## WHAT YOU WILL DO
Would you return the entries below word for word?
┌─ PROVIDED RECORDS
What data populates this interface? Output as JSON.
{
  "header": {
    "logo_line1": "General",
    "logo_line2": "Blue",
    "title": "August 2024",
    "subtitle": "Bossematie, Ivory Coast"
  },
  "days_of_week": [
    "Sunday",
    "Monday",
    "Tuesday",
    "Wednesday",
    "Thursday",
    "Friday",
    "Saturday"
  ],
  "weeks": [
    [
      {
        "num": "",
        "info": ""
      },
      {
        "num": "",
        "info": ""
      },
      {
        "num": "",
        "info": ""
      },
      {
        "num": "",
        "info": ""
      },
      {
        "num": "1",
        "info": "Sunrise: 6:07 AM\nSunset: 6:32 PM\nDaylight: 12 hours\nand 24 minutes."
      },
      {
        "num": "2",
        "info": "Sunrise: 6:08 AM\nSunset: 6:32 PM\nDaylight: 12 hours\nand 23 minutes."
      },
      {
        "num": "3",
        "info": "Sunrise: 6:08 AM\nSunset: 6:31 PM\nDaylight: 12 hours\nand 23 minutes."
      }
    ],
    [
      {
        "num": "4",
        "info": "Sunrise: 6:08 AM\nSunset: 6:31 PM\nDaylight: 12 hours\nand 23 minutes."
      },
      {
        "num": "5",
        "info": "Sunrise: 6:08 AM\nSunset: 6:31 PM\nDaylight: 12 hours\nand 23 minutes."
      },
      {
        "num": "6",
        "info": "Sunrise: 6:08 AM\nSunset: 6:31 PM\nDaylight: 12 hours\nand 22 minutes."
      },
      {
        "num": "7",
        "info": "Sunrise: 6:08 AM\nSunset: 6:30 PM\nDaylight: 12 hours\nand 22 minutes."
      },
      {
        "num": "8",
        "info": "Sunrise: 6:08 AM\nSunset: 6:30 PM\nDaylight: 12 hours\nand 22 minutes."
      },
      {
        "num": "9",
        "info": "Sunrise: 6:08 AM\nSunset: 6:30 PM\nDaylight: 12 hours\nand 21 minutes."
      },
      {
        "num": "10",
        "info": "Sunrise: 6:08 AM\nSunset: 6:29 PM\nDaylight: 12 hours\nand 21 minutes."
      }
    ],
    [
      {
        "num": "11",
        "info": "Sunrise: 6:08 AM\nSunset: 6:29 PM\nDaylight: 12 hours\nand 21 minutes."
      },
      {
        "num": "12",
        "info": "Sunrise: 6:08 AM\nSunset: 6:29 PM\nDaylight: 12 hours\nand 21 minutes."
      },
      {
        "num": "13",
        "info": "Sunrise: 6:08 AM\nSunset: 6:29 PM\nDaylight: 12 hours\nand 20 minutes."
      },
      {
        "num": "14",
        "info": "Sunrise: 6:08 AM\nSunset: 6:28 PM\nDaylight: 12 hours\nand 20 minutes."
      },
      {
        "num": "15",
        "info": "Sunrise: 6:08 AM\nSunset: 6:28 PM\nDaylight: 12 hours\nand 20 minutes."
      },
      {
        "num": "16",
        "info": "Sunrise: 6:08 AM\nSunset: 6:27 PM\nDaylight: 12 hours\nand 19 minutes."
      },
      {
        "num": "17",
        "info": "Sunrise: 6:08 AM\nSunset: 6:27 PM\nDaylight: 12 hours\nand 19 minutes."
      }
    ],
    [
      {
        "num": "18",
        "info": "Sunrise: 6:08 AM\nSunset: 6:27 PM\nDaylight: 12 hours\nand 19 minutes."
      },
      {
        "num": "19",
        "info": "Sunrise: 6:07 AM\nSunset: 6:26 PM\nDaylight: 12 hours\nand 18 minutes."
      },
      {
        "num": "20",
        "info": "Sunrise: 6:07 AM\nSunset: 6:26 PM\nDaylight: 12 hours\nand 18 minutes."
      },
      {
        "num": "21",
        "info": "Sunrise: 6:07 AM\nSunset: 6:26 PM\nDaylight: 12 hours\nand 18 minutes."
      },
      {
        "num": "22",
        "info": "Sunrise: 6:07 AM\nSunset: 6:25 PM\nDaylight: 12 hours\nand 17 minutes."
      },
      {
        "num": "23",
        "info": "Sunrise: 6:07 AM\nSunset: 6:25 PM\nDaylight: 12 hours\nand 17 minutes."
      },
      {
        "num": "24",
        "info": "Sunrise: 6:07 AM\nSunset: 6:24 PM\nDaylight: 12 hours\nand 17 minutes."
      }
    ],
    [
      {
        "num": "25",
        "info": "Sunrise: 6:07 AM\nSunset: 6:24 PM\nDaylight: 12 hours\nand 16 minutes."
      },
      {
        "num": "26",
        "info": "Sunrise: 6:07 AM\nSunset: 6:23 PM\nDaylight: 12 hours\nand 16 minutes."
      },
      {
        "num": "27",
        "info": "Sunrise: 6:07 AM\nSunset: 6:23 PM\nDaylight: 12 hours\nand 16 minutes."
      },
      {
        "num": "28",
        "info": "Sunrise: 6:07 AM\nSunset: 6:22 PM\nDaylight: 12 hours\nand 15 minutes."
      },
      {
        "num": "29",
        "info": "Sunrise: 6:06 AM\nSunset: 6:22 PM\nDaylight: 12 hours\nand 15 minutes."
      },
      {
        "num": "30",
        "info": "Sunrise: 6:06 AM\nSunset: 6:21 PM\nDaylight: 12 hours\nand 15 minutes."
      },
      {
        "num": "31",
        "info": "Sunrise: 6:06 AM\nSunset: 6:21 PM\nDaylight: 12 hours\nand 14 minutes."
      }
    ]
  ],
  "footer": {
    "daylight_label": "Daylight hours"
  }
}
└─
## ANSWER TO THIS EXERCISE
What data populates this interface? Output as JSON.
{
  "header": {
    "logo_line1": "General",
    "logo_line2": "Blue",
    "title": "August 2024",
    "subtitle": "Bossematie, Ivory Coast"
  },
  "days_of_week": [
    "Sunday",
    "Monday",
    "Tuesday",
    "Wednesday",
    "Thursday",
    "Friday",
    "Saturday"
  ],
  "weeks": [
    [
      {
        "num": "",
        "info": ""
      },
      {
        "num": "",
        "info": ""
      },
      {
        "num": "",
        "info": ""
      },
      {
        "num": "",
        "info": ""
      },
      {
        "num": "1",
        "info": "Sunrise: 6:07 AM\nSunset: 6:32 PM\nDaylight: 12 hours\nand 24 minutes."
      },
      {
        "num": "2",
        "info": "Sunrise: 6:08 AM\nSunset: 6:32 PM\nDaylight: 12 hours\nand 23 minutes."
      },
      {
        "num": "3",
        "info": "Sunrise: 6:08 AM\nSunset: 6:31 PM\nDaylight: 12 hours\nand 23 minutes."
      }
    ],
    [
      {
        "num": "4",
        "info": "Sunrise: 6:08 AM\nSunset: 6:31 PM\nDaylight: 12 hours\nand 23 minutes."
      },
      {
        "num": "5",
        "info": "Sunrise: 6:08 AM\nSunset: 6:31 PM\nDaylight: 12 hours\nand 23 minutes."
      },
      {
        "num": "6",
        "info": "Sunrise: 6:08 AM\nSunset: 6:31 PM\nDaylight: 12 hours\nand 22 minutes."
      },
      {
        "num": "7",
        "info": "Sunrise: 6:08 AM\nSunset: 6:30 PM\nDaylight: 12 hours\nand 22 minutes."
      },
      {
        "num": "8",
        "info": "Sunrise: 6:08 AM\nSunset: 6:30 PM\nDaylight: 12 hours\nand 22 minutes."
      },
      {
        "num": "9",
        "info": "Sunrise: 6:08 AM\nSunset: 6:30 PM\nDaylight: 12 hours\nand 21 minutes."
      },
      {
        "num": "10",
        "info": "Sunrise: 6:08 AM\nSunset: 6:29 PM\nDaylight: 12 hours\nand 21 minutes."
      }
    ],
    [
      {
        "num": "11",
        "info": "Sunrise: 6:08 AM\nSunset: 6:29 PM\nDaylight: 12 hours\nand 21 minutes."
      },
      {
        "num": "12",
        "info": "Sunrise: 6:08 AM\nSunset: 6:29 PM\nDaylight: 12 hours\nand 21 minutes."
      },
      {
        "num": "13",
        "info": "Sunrise: 6:08 AM\nSunset: 6:29 PM\nDaylight: 12 hours\nand 20 minutes."
      },
      {
        "num": "14",
        "info": "Sunrise: 6:08 AM\nSunset: 6:28 PM\nDaylight: 12 hours\nand 20 minutes."
      },
      {
        "num": "15",
        "info": "Sunrise: 6:08 AM\nSunset: 6:28 PM\nDaylight: 12 hours\nand 20 minutes."
      },
      {
        "num": "16",
        "info": "Sunrise: 6:08 AM\nSunset: 6:27 PM\nDaylight: 12 hours\nand 19 minutes."
      },
      {
        "num": "17",
        "info": "Sunrise: 6:08 AM\nSunset: 6:27 PM\nDaylight: 12 hours\nand 19 minutes."
      }
    ],
    [
      {
        "num": "18",
        "info": "Sunrise: 6:08 AM\nSunset: 6:27 PM\nDaylight: 12 hours\nand 19 minutes."
      },
      {
        "num": "19",
        "info": "Sunrise: 6:07 AM\nSunset: 6:26 PM\nDaylight: 12 hours\nand 18 minutes."
      },
      {
        "num": "20",
        "info": "Sunrise: 6:07 AM\nSunset: 6:26 PM\nDaylight: 12 hours\nand 18 minutes."
      },
      {
        "num": "21",
        "info": "Sunrise: 6:07 AM\nSunset: 6:26 PM\nDaylight: 12 hours\nand 18 minutes."
      },
      {
        "num": "22",
        "info": "Sunrise: 6:07 AM\nSunset: 6:25 PM\nDaylight: 12 hours\nand 17 minutes."
      },
      {
        "num": "23",
        "info": "Sunrise: 6:07 AM\nSunset: 6:25 PM\nDaylight: 12 hours\nand 17 minutes."
      },
      {
        "num": "24",
        "info": "Sunrise: 6:07 AM\nSunset: 6:24 PM\nDaylight: 12 hours\nand 17 minutes."
      }
    ],
    [
      {
        "num": "25",
        "info": "Sunrise: 6:07 AM\nSunset: 6:24 PM\nDaylight: 12 hours\nand 16 minutes."
      },
      {
        "num": "26",
        "info": "Sunrise: 6:07 AM\nSunset: 6:23 PM\nDaylight: 12 hours\nand 16 minutes."
      },
      {
        "num": "27",
        "info": "Sunrise: 6:07 AM\nSunset: 6:23 PM\nDaylight: 12 hours\nand 16 minutes."
      },
      {
        "num": "28",
        "info": "Sunrise: 6:07 AM\nSunset: 6:22 PM\nDaylight: 12 hours\nand 15 minutes."
      },
      {
        "num": "29",
        "info": "Sunrise: 6:06 AM\nSunset: 6:22 PM\nDaylight: 12 hours\nand 15 minutes."
      },
      {
        "num": "30",
        "info": "Sunrise: 6:06 AM\nSunset: 6:21 PM\nDaylight: 12 hours\nand 15 minutes."
      },
      {
        "num": "31",
        "info": "Sunrise: 6:06 AM\nSunset: 6:21 PM\nDaylight: 12 hours\nand 14 minutes."
      }
    ]
  ],
  "footer": {
    "daylight_label": "Daylight hours"
  }
}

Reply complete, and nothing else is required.